I feel like Goldilocks in the Three Bears: this novel is just right. Mr. Penumbra’s 24-Hour Bookstore is thought-provoking without being too deep. It is interesting without making me pine for a sequel. The book is quirky without being overly silly or being “adult-rated.” It contains a bit of menace without having any real violence. It contains images that dance in my head but don’t haunt me. I guess the big drawback for me is that I don’t know a lot of people who share the same quirky set of interests that I do, who would share my delight in the book. Maybe I need to add still another category for novels, “technology with a big a heart,” so that some geeks can more easily find this book 

Saturday, November 8, 2014

No Novel October (Scattered Thoughts)

I was more than a little shocked when I recently opened the little Moleskin notebook where I keep a list of all the books that I have finished reading. For the first time in at least five years, as far as the notebook goes back, I had not finish reading a single non-fiction book in a month, October. This from a woman who in 2011 had months in which she finished reading ten novels. What happened? Yes, the whole Pulitzer Prize reading thing took away some of my enthusiasm for reading novels. Yes, for the first time in my life I had cable TV and a DVR. Yes, I read quite a bit of non-fiction. But, no novels at all? What was going on?

Recently I was having coffee with a friend of mine. She was enthusiastically talking, and I was doing a lot of nodding. I like her. The coffee was great. The wall next to us was covered with a collage of interesting photographs.
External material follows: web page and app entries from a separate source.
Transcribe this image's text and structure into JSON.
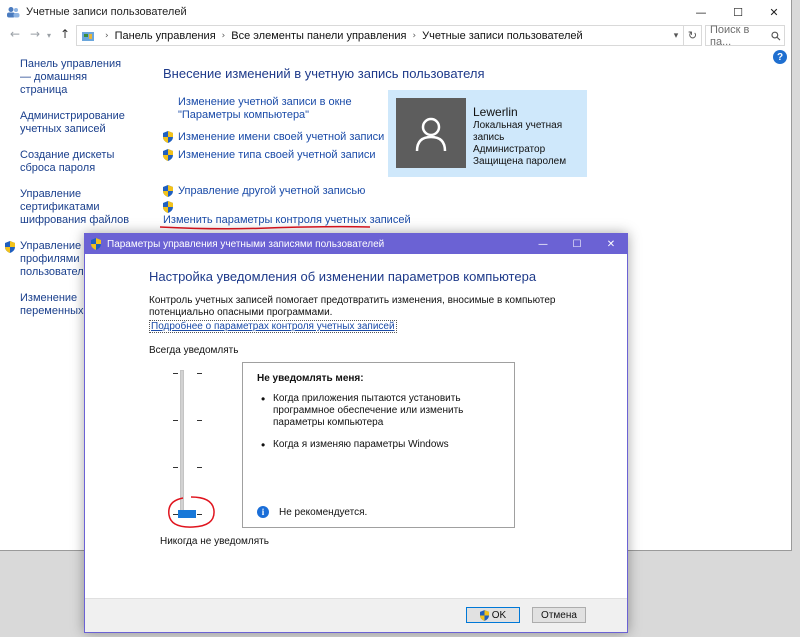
{
  "window": {
    "title": "Учетные записи пользователей",
    "minimize_glyph": "—",
    "maximize_glyph": "☐",
    "close_glyph": "✕"
  },
  "address_bar": {
    "crumbs": [
      "Панель управления",
      "Все элементы панели управления",
      "Учетные записи пользователей"
    ],
    "search_placeholder": "Поиск в па..."
  },
  "sidebar": {
    "items": [
      {
        "label": "Панель управления — домашняя страница"
      },
      {
        "label": "Администрирование учетных записей"
      },
      {
        "label": "Создание дискеты сброса пароля"
      },
      {
        "label": "Управление сертификатами шифрования файлов"
      },
      {
        "label": "Управление профилями пользователей"
      },
      {
        "label": "Изменение переменных среды"
      }
    ]
  },
  "main": {
    "title": "Внесение изменений в учетную запись пользователя",
    "links": {
      "pc_settings": "Изменение учетной записи в окне \"Параметры компьютера\"",
      "rename": "Изменение имени своей учетной записи",
      "change_type": "Изменение типа своей учетной записи",
      "manage_other": "Управление другой учетной записью",
      "uac_settings": "Изменить параметры контроля учетных записей"
    }
  },
  "user_card": {
    "name": "Lewerlin",
    "lines": [
      "Локальная учетная запись",
      "Администратор",
      "Защищена паролем"
    ]
  },
  "uac_dialog": {
    "title": "Параметры управления учетными записями пользователей",
    "heading": "Настройка уведомления об изменении параметров компьютера",
    "description": "Контроль учетных записей помогает предотвратить изменения, вносимые в компьютер потенциально опасными программами.",
    "more_link": "Подробнее о параметрах контроля учетных записей",
    "slider_top_label": "Всегда уведомлять",
    "slider_bottom_label": "Никогда не уведомлять",
    "slider_level": 0,
    "slider_levels": 4,
    "info": {
      "title": "Не уведомлять меня:",
      "bullets": [
        "Когда приложения пытаются установить программное обеспечение или изменить параметры компьютера",
        "Когда я изменяю параметры Windows"
      ],
      "footer": "Не рекомендуется."
    },
    "ok_label": "OK",
    "cancel_label": "Отмена"
  },
  "colors": {
    "accent": "#6b62d4",
    "link": "#1a4ba8",
    "heading": "#1e3a8a",
    "slider_thumb": "#1878d8",
    "annotation": "#e0141e"
  }
}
The conversation turned to her concern about a difficult situation. Her actions had the potential to force a person to give up a long-held identity. All of a sudden I heard myself interrupt, “People change identities. It is just part of life.” Uncharacteristically, I felt no sympathy for prodding someone to shed an overly worn identity. I went on to describe some of the highlights of my reading about Wassily Wassilyevich Kandinsky, a man who helped change the way we think about art.

Kandinsky was partially responsible for my lack of novel reading in October. Yes, novels saved my life, but biography can have a powerful influence, too. Book by book the life of Kandinsky has been changing the way I think. Since July, I have read The Noisy Paintbox by Barb Rosenstock; Kandinsky A Retrospective by Angela Lampe and Brad Roberts; Kandinsky Watercolours and Other Works on Paper by Frank Whitford; and Kandinsky: Absolute Abstract Edited by Helmut Friedel. Each book gave me more of a feeling for the life of Kandinsky. Here was a man who moved back and forth between Russia and Germany and spent his final years in France. Sometimes his moves were brought about by his own interests but other times they were forced upon him by the politics involved in two Worlds Wars. Here was a man who knew great wealth, but he also knew great poverty. His only son died partially as a result of starvation. Yet, here was an artist who continued to evolve his style almost up to the time of his death at 77. Here was a man who thrived as an artist in his fifties and sixties, when many people are coasting in life. Despite having to change identities and experiencing various hardships, Kandinsky became a catalyst for new ways of thinking about art. At a time when I could not bring myself to read one more Pulitzer Prize winning novelist who wrote about the military and war, Kandinsky inspired me.

When all is said and done, I seriously doubt Kandinsky will turn out to be my favorite artist. Kandinsky also had his share of flaws as a human being. But, his life made and continues to make a powerful statement. A few days after our coffee, my friend said to me. “I got. What you said about Kandinsky helped me see the situation in a totally different way.”

So I am back to my routine. Some of my favorite cable shows are on fall break. If I include Nightmare Before Christmas –okay it took under ten minutes to read—I have now finished reading three fiction books for the month, and I have another two from the Library waiting in my backpack. I feel better about trying to read more Pulitzer Prize winning novels with the understanding that I allow serendipity and my long-term favorites to shape my reading choices. And, yes, I brought home a very slim book about Kandinsky.